Excerpts from an interface dataset:
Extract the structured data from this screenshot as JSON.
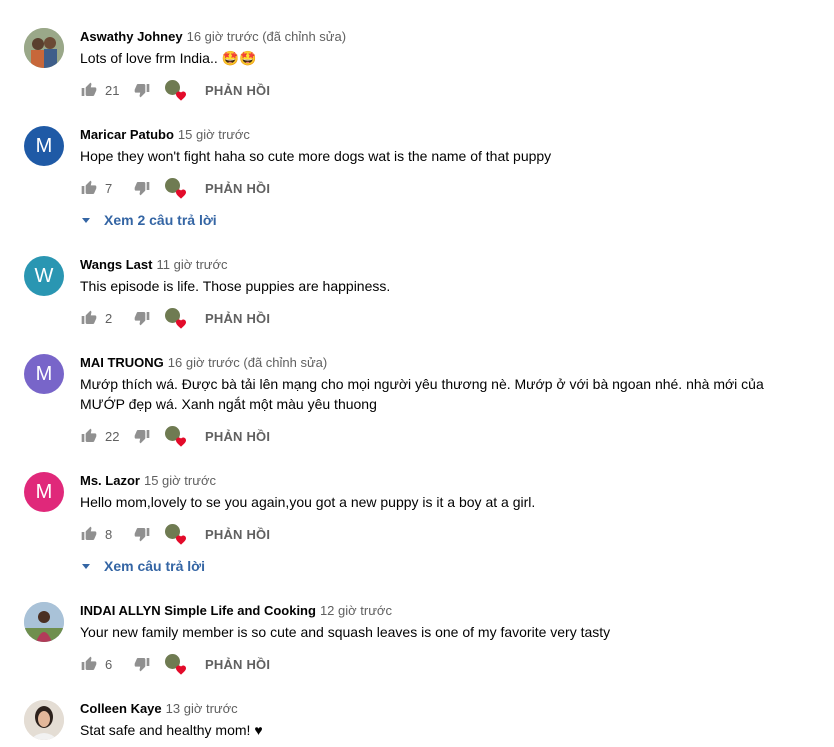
{
  "reply_label": "PHẢN HỒI",
  "comments": [
    {
      "author": "Aswathy Johney",
      "time": "16 giờ trước (đã chỉnh sửa)",
      "text": "Lots of love   frm India.. 🤩🤩",
      "likes": "21",
      "avatar": {
        "type": "photo",
        "bg": "#8a9a78"
      }
    },
    {
      "author": "Maricar Patubo",
      "time": "15 giờ trước",
      "text": "Hope they won't fight haha so cute more dogs wat is the name of that puppy",
      "likes": "7",
      "avatar": {
        "type": "letter",
        "letter": "M",
        "bg": "#1f5aa6"
      },
      "view_replies": "Xem 2 câu trả lời"
    },
    {
      "author": "Wangs Last",
      "time": "11 giờ trước",
      "text": "This episode is life. Those puppies are happiness.",
      "likes": "2",
      "avatar": {
        "type": "letter",
        "letter": "W",
        "bg": "#2a96b2"
      }
    },
    {
      "author": "MAI TRUONG",
      "time": "16 giờ trước (đã chỉnh sửa)",
      "text": "Mướp thích wá. Được bà  tải lên mạng cho mọi người yêu thương nè. Mướp ở với bà ngoan  nhé.  nhà mới của MƯỚP đẹp wá. Xanh ngắt một màu yêu thuong",
      "likes": "22",
      "avatar": {
        "type": "letter",
        "letter": "M",
        "bg": "#7865c9"
      }
    },
    {
      "author": "Ms. Lazor",
      "time": "15 giờ trước",
      "text": "Hello mom,lovely to se you again,you got a new puppy is it a boy at a girl.",
      "likes": "8",
      "avatar": {
        "type": "letter",
        "letter": "M",
        "bg": "#e0287a"
      },
      "view_replies": "Xem câu trả lời"
    },
    {
      "author": "INDAI ALLYN Simple Life and Cooking",
      "time": "12 giờ trước",
      "text": "Your new family member is so cute and squash leaves is one of my favorite very tasty",
      "likes": "6",
      "avatar": {
        "type": "photo",
        "bg": "#9bb3c9"
      }
    },
    {
      "author": "Colleen Kaye",
      "time": "13 giờ trước",
      "text": "Stat safe and healthy mom! ♥",
      "likes": "",
      "avatar": {
        "type": "photo",
        "bg": "#d9cfc4"
      }
    }
  ]
}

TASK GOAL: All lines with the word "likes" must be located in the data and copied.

WRITTEN RESPONSE:
      "likes": "21",
      "likes": "7",
      "likes": "2",
      "likes": "22",
      "likes": "8",
      "likes": "6",
      "likes": "",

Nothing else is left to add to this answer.